One of the modern era's few immediately collectible classics, the Honda VFR750R - better known as the "RC30" - was created for just one reason: to win the World Superbike Championship, a feat it achieved in the nascent series' first two seasons of 1988 and '89. And while American Fred Merkel was bringing Honda its first two WSB crowns, Britain's Carl Fogarty used an RC30 to win the TT F1 World Championship in 1988 and '89, and the equivalent FIM Cup in 1990. No mere short circuit scratcher, the RC30 and its derivatives proved durable enough to win a hat-full of Endurance Classics too. That this latter requirement was also part of the design brief may be determined from the fact that a quick-release front fork and single-sided swinging arm - essential for speedy wheel changes - were part of an unrivalled specification that included a twin-spar alloy beam frame, 16-valve V4 engine with gear-driven cams, close-ratio 6-speed gearbox and four-pot front brake calipers.
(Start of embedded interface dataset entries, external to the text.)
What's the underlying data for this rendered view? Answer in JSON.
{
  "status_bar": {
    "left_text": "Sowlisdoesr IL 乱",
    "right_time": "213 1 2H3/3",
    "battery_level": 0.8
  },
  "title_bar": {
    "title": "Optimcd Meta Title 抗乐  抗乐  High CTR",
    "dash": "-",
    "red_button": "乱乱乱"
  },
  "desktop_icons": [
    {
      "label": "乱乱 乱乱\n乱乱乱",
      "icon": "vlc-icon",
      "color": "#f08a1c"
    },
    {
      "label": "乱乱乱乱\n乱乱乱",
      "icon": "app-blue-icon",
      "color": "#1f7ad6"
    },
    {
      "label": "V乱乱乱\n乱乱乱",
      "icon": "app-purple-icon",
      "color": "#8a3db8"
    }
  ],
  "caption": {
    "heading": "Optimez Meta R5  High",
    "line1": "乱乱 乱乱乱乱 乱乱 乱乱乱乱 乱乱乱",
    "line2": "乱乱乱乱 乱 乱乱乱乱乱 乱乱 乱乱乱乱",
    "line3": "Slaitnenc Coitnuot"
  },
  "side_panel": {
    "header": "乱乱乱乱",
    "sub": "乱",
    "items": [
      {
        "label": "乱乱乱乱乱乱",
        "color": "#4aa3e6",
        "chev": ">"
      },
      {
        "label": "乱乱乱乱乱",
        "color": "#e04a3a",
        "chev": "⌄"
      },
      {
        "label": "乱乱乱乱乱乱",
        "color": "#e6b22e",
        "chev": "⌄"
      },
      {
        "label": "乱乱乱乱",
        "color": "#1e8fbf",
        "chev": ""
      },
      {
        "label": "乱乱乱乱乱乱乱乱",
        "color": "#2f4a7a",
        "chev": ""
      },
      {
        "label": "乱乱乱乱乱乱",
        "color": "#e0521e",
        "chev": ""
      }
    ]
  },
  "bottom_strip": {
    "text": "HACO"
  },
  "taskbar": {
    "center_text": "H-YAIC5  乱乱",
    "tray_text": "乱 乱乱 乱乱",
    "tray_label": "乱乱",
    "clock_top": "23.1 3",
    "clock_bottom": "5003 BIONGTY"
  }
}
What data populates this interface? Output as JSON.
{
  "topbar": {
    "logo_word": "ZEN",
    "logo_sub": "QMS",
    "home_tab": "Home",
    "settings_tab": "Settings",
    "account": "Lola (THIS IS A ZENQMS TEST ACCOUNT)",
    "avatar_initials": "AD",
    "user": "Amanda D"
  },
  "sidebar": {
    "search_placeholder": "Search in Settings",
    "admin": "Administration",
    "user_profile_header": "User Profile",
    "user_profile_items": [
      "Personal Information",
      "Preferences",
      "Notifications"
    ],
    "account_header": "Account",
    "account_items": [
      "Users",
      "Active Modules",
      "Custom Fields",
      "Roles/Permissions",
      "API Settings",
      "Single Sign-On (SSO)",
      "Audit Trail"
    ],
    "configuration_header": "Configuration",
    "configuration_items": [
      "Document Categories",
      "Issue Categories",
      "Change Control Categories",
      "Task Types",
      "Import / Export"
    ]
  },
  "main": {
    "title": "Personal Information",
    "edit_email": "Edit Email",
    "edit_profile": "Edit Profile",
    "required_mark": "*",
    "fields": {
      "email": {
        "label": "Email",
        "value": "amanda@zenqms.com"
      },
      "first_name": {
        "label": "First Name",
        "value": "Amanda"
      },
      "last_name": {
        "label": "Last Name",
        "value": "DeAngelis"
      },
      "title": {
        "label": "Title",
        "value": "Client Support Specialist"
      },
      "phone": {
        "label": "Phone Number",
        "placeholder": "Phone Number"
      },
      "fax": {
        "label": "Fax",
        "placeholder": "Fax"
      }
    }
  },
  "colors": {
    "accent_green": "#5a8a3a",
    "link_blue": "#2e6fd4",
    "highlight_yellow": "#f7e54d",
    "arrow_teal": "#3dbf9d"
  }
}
All of which did not come cheap: at the time of its launch in 1988 an RC30 cost near double that of other super-sports 750s. Despite the passage of time and progress of motorcycle technology, the RC30 remains a match for the latest generation of sports bikes but possesses an exclusivity that none of them can approach. "No other bike from the late-Eighties is lusted after like the RC30," reckoned Bike, and few would disagree.
This RC30 is a beautiful street example that is reported to be in stunning "as new" un-raced condition, showing a mere 754 miles on the odometer. From a discerning collection, the bike has been meticulously stored and maintained from new.